Is your mouth an isolated compartment?….only a portal of entry to the body without any other link to rest of the body?...Can an unhealthy mouth disturb the other systems of your body?....
It is astonishing to see some people who are very concerned about their general health and well being doing a lot for it … regular exercise..food control…etc. ….., But… absolutely neglecting their oral health. It’s probably because of their ignorance towards the link between oral health and general health!!....
In this blog let us discuss how the healthy mouth is an integral component of healthy body.
Oral cavity is the mirror that reflects a person’s general health. The oral tissues can reflect your general health condition: nutritional status, level of body’s immunity, blood picture, bone density… etc… etc…Many systemic diseases show up some changes in the mouth, which an expert can spot very easily.
Is that all…No.. When the oral health is compromised…your mouth can become a source of a disease process in other parts of body. How is that possible? Is there any scientific evidence?...
Yes… the interplay between oral and systemic health and disease has become a lively focus of research and the large body of scientific literature underscores the fact that poor dental health may enhance the risk for heart disease and stroke, independently of other risk factors. Furthermore researches have also shown an association between prostate health and various types of cancers with poor periodontal health.
The oral disease that has highest impact on other systems of the body is Periodontitis. Periodontitis is a bacterial infection of tooth supporting tissues, i.e. gums and bone. Neglected or inadequate oral hygiene is the primary reason. When the plaque (colony of bacteria, food debris, and saliva) deposited on teeth are not removed by meticulous brushing and flossing, toxins/acids produced by the bacteria begin to irritate and infect the gums.

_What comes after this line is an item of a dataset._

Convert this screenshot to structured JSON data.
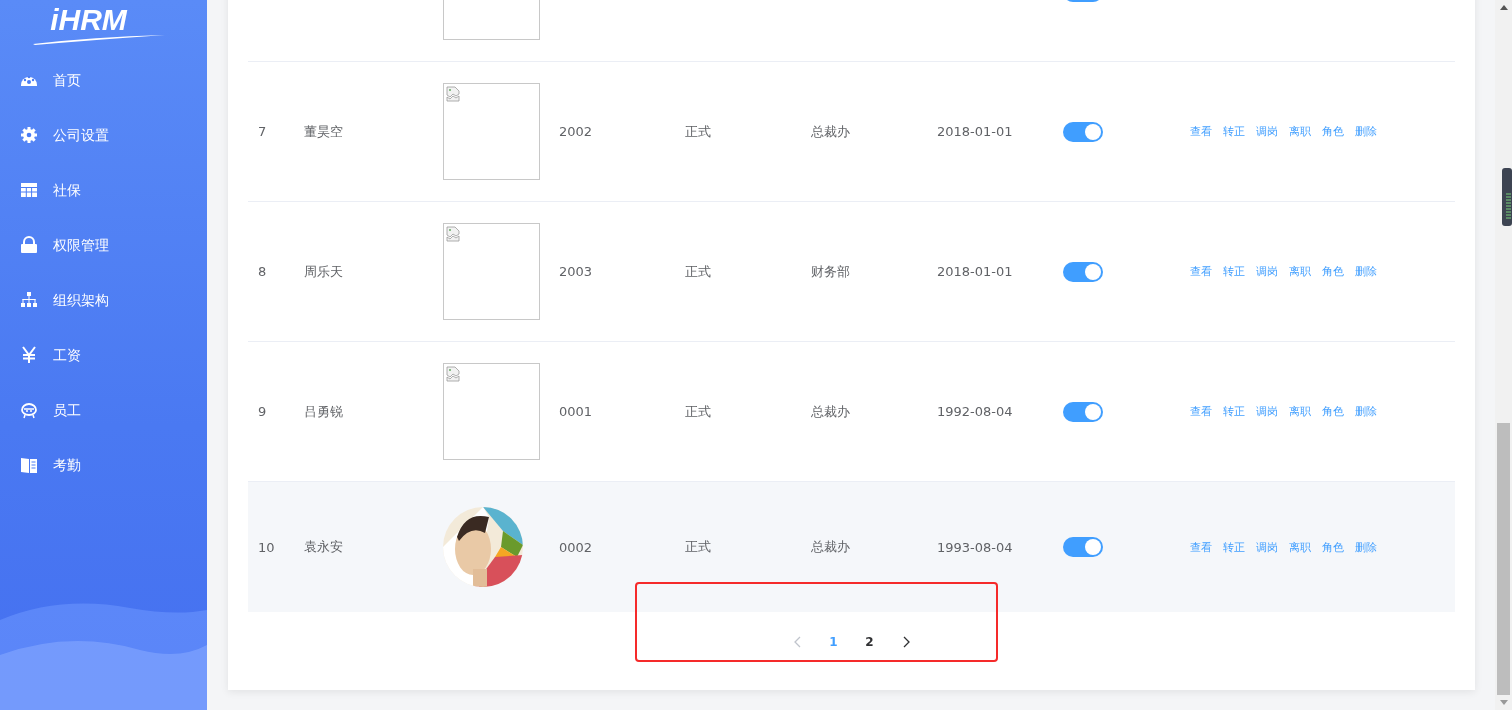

This result in red, swollen, bleeding gums which, when untreated spread down to bone.
Continuous inflammation associated with Periodontitis, adversely affects other systems of the body; increasing the risk of the above mentioned diseases.
Another noteworthy observation is the two-way connection between diabetes and periodontal disease. Diabetic patients are more likely to develop periodontal diseases. On the other hand, diabetic patients with poor periodontal conditions, find it difficult to achieve a blood sugar control. The reason is… Periodontitis weakens the body’s ability to control sugar.
So if you are diabetic…. you have unhealthy gums and teeth….do not hesitate to walk in to Iris Dental Office.. We can assist you in achieving good periodontal health.
You may be surprised to know that Periodontitis in pregnant ladies have been linked to adverse pregnancy outcomes such as preterm delivery and low birth weight of the baby.
To ensure a healthy, disease-free mouth … be diligent in oral hygiene routine such as brushing at least twice daily, in the morning and before bed time and flossing at least once a day before bed time.
This alone may not be sufficient; you need to visit your dentists on regular intervals for a professional cleaning of the teeth and evaluation of periodontal health.
Bear in mind the link between oral and general health!!.. Take good care of your teeth and gums… ensure good general health and well being …